Transactional vs. Operational Commerce Systems: Friends or Foes?
by Taryn Collins
In our previous posts in this Building a Superior Customer Experience series, we discussed the logistical complexities retail businesses today need to tackle in order to simplify the complicated customer journey, as well as the sales process right from the beginning, when a customer places a new order. In this final post, we'll explore the different systems involved, and how they work - or don't work - together.
The practice of commerce platforms integrating with POS systems is an interesting approach, but it’s not the answer to all of the logistical questions that retailers are facing. Traditional POS systems handle the logistics of inventory management and the transaction process, and also act as the employee management system for clocking in, clocking out, tracking sales and stock levels, and reporting. Today’s POS offerings are streamlined and sophisticated, but they don’t control all the pieces of the puzzle. To support and maintain various sales channels, there needs to be dedicated staff for each, and those teams need to scale as business needs change (and hopefully as sales grow).
It’s clear that there is all kinds of complexity beneath the surface of an omnichannel commerce platform, but you can’t let that complexity become visible to the shopper. North Face, a brand with a strong omnichannel strategy, puts it plainly: you need to have:
- Seamless experiences
- Seamless inventory
- Seamless data
Businesses need to decouple the way they guide, engage, inspire, and inform a shopper to create the best, most effective approach. This can be addressed via better content in the store, not only for the shopper, but also for the store associate -- better content and better data. Implementing a system that can manage all of these underlying processes without ever involving or burdening the shopper is the best way to accomplish this.
The trick is, however, that one system cannot possibly do all of this -- you need to be able to integrate different systems to create one unified, cohesive experience. Shoppers online need to be as informed as shoppers in-store, and vis-versa. The extras, like discounts, offers, and promotions need to be consistent across platforms. But as a retailer, how do you figure out the equivalent of a free shipping offer for an in-store shopper? How does a company like Crate and Barrel, who absolutely excels at in-store merchandising, execute similarly online? One experience can’t be more informative or beneficial than another, or you’ll risk losing business in whichever channel proves weaker. There has to be one single transaction process/flow/engine across all channels, and there needs to be an engaging, inspiring story woven throughout.
To do this, your business should focus most on what matters most to you. Complexities will only continue to increase as your business grows and evolves, so you really need to have a centralized, integrated, high level view or your strategy and goals.
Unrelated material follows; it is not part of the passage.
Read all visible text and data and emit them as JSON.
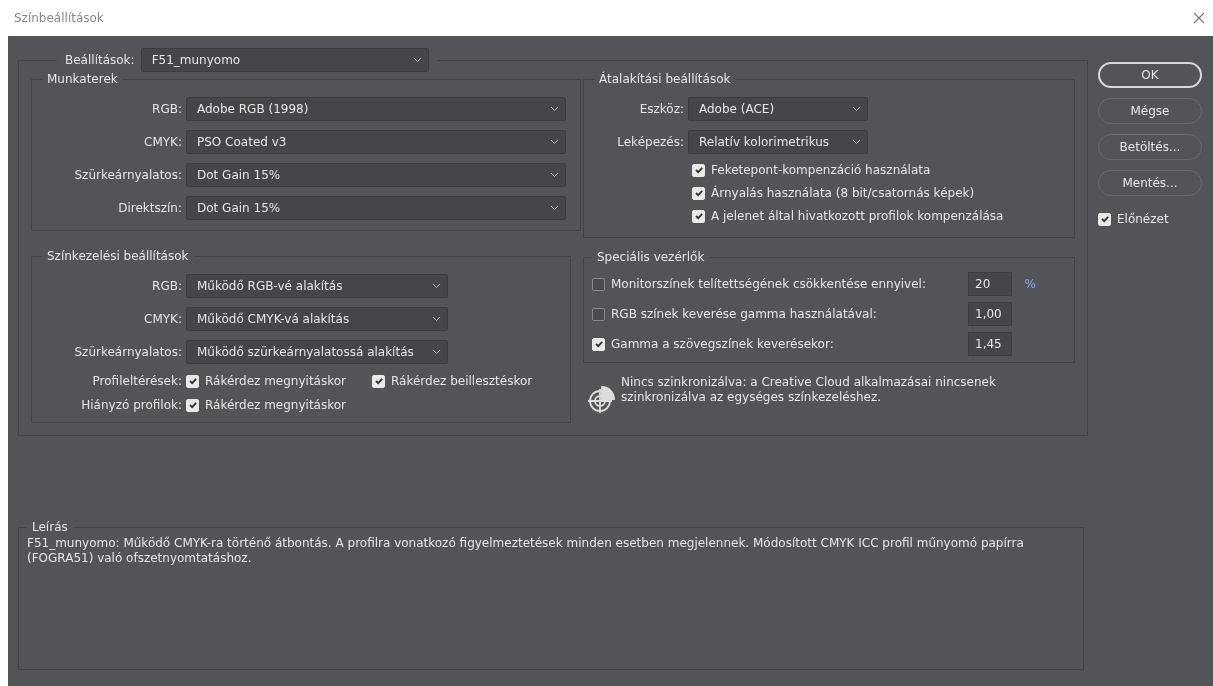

Different companies will take different approaches to the solution that tackles all of the logistical complexities. For Puma, the priority is their product inventory management system (PIM). For Brooks Brothers, they’re implementing new product lifecycle management and POS systems, then focusing on planning (enterprise resource planning, merchandise planning, replenishment and assortment planning). Other companies might choose to consolidate around their order management system -- each business should determine what is most important to them.
Once you’ve determined what’s most central to your business, which should be directly correlated to what will most enhance the customer experience,, you can work on unifying online and offline systems.
The online and offline shopping carts, online and offline signage, and the online and offline POS should all be managed by one system -- but that doesn’t mean each component must be managed by the same software or solution. There are purpose-built solutions for shopping carts, creating signage, POS’s, PIMs, and essentially every other facet of business you need to address. In order to create one seamless system, you must decouple, and find the best integrations for each piece of the puzzle. This allows you to focus on back-end efficiencies and the overall customer experience. The final step of this process is to add a layer that puts all of the pieces together, that manages the integrations, and pulls many unrelated solutions and systems together on top of your existing commerce platform. This is the experience management layer, the final piece of the puzzle that creates one harmonious, well-oiled machine. It can aggregate data and share data across systems and platforms, while still giving you the creative freedom you seek, and the operational efficiencies and expertise you require.